Another way to set up a minigrid is to use the Diva Distro, created by hypergrid inventor and UC Irvine professor Crista Lopes. You can download the Diva Distro here — select the most recent “Preconfigured hypergridded standalone.” The same download page also offers a selection of starter terrains, and a large inventory archive filled with clothing, accessories, and other items useful for a new minigrid.
Instructions are included with the Diva Distro — read the “Install” text file. Lopes takes you through installing Mono if you’re running on Linux, setting up the MySQL database, setting up your DNS and forwarding ports, and creating your avatar and regions.
The Diva Distro comes with an update utility. OpenSim on its own is not an easy system to upgrade, as configuration files can change from one version to the next, and databases need to be migrated. Many OpenSim users who manage to get their first region up and running will give up after their first upgrade and switch to paid hosting to avoid having to go through that again. The Diva Distro eliminates much of the pain involved in upgrades, and makes self-hosted sims more accessible to a wider range of people.
The Diva Distro is, by default, hypergrid enabled. This means that schools and companies, even if they run these minigrids privately, behind their firewalls, can link multiple minigrids together into a large virtual grid. However, each individual minigrid will maintain its own user accounts and asset inventories.

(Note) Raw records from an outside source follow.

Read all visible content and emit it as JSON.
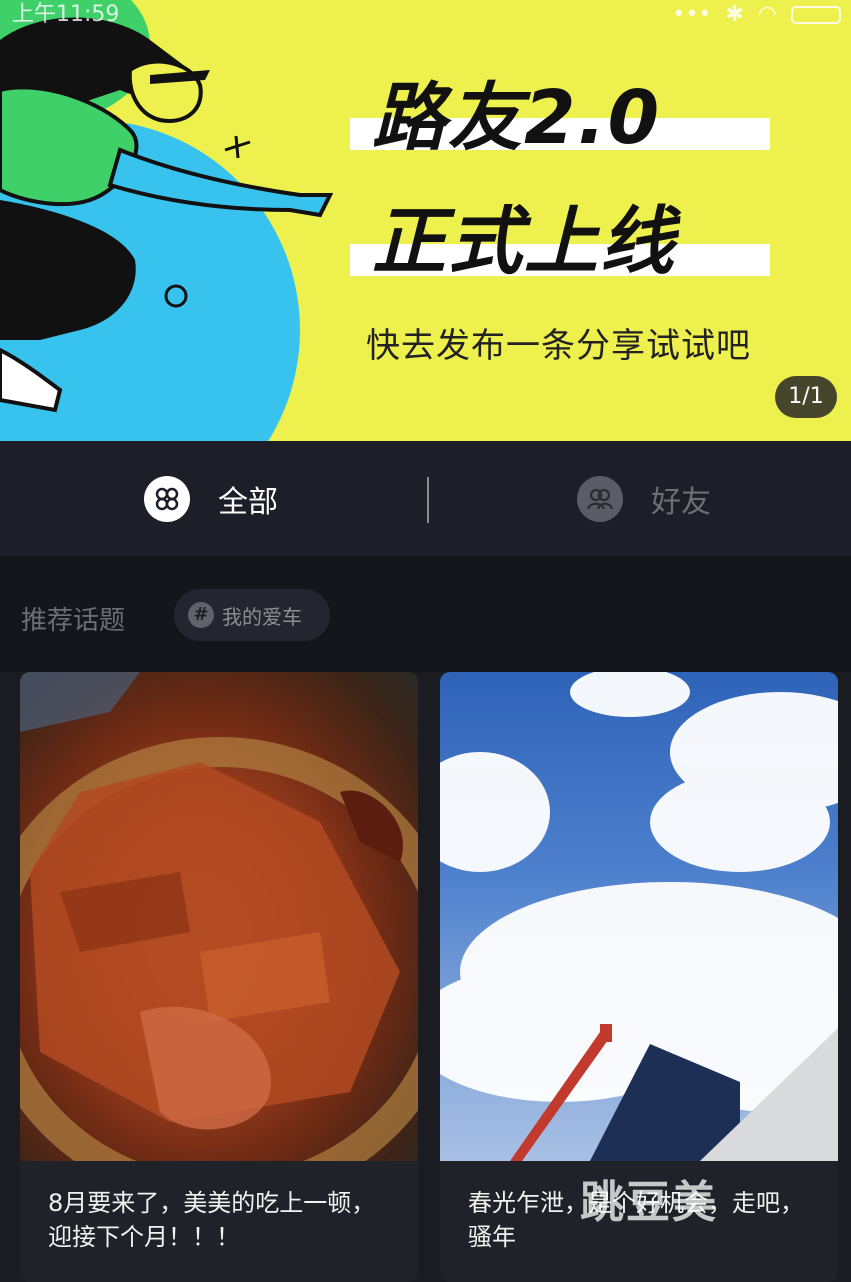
{
  "status_bar": {
    "time": "上午11:59",
    "signal_dots": "•••"
  },
  "banner": {
    "headline_line1": "路友2.0",
    "headline_line2": "正式上线",
    "subline": "快去发布一条分享试试吧",
    "pager": "1/1",
    "colors": {
      "background": "#eef04e",
      "circle": "#38c3ee",
      "blob": "#3fd06a"
    }
  },
  "tabs": [
    {
      "label": "全部",
      "icon": "grid-clover-icon",
      "active": true
    },
    {
      "label": "好友",
      "icon": "friends-icon",
      "active": false
    }
  ],
  "topics": {
    "label": "推荐话题",
    "chips": [
      {
        "hash": "#",
        "text": "我的爱车"
      }
    ]
  },
  "feed": [
    {
      "image": "roast-duck-photo",
      "caption": "8月要来了，美美的吃上一顿，迎接下个月！！！"
    },
    {
      "image": "sky-crane-photo",
      "caption": "春光乍泄，是个好机会，走吧，骚年"
    }
  ],
  "watermark": "跳豆美"
}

You can read about how I set up my Diva Distro and port forwarding here.
When a minigrid doesn’t offer sufficient virtual space, and chaining multiple minigrids together is just too unwieldy, it’s time to deploy a full grid.
A full grid differs from minigrids and standalones in that multiple servers can be used to host different parts of the grid and there’s no limit to how many regions you can have.
To keep them all organized, a central server, called Robust, handles all the users, inventory assets, groups, and region map locations. Robust also allows avatars to send messages to one another when they are on different regions.
A full grid can be run in private mode, behind a firewall, or it can be hypergrid-enabled to allow teleports in and out to other grids. Instructions on how to configure OpenSim in grid mode are here.
With every upgrade, the main release of OpenSim becomes more complete and functional. However, since it is a work in progress, the specific functionality you need might not be available. OpenSim addresses this issue by allowing grid operators to install third-party modules with additional functionality.
Modules can be used to create an in-world currency, to connect to corporate directories, to use a different voice server or physics engine, to integrate PayPal payments, and for many other purposes. There’s a long list of OpenSim modules on this page. You can get a PayPal module here. Instructions for creating your own modules are here.
As always, you can log into the OpenSim Live Chat channel on IRC for additional help, or check in on the OpenSim Dev channel. You can’t read about how I set up my first full grid because I didn’t. I used a hosting provider to do it all for me, for a tiny extra fee.
I recommend Dreamland Metaverse for folks looking for fully-featured commercial grid setups — groups, voice, currency, land rentals, instant restarts of crashed regions, regular backups, upgrades, OAR and IAR exports and imports, and other functionality. You can use them to host your whole grid, or just get central grid services from them and host everything yourself. SimHost and Zetamex are two other well-known vendors who can set up a full grid. (Full list of vendors here.)
OpenSim in the cloud
Running OpenSim with a cloud-based hosting provider like Amazon EC2 involves all the difficulty of running OpenSim itself, plus the added complexity of dealing with the cloud service provider. Cloud-based hosting can save money when a sim is needed for only a short period of time, but can get pricey if a region is used a lot. Read about one such project at OpenSim-in-a-Box, by Dirk Krause. He also has a YouTube video up explaining the process here.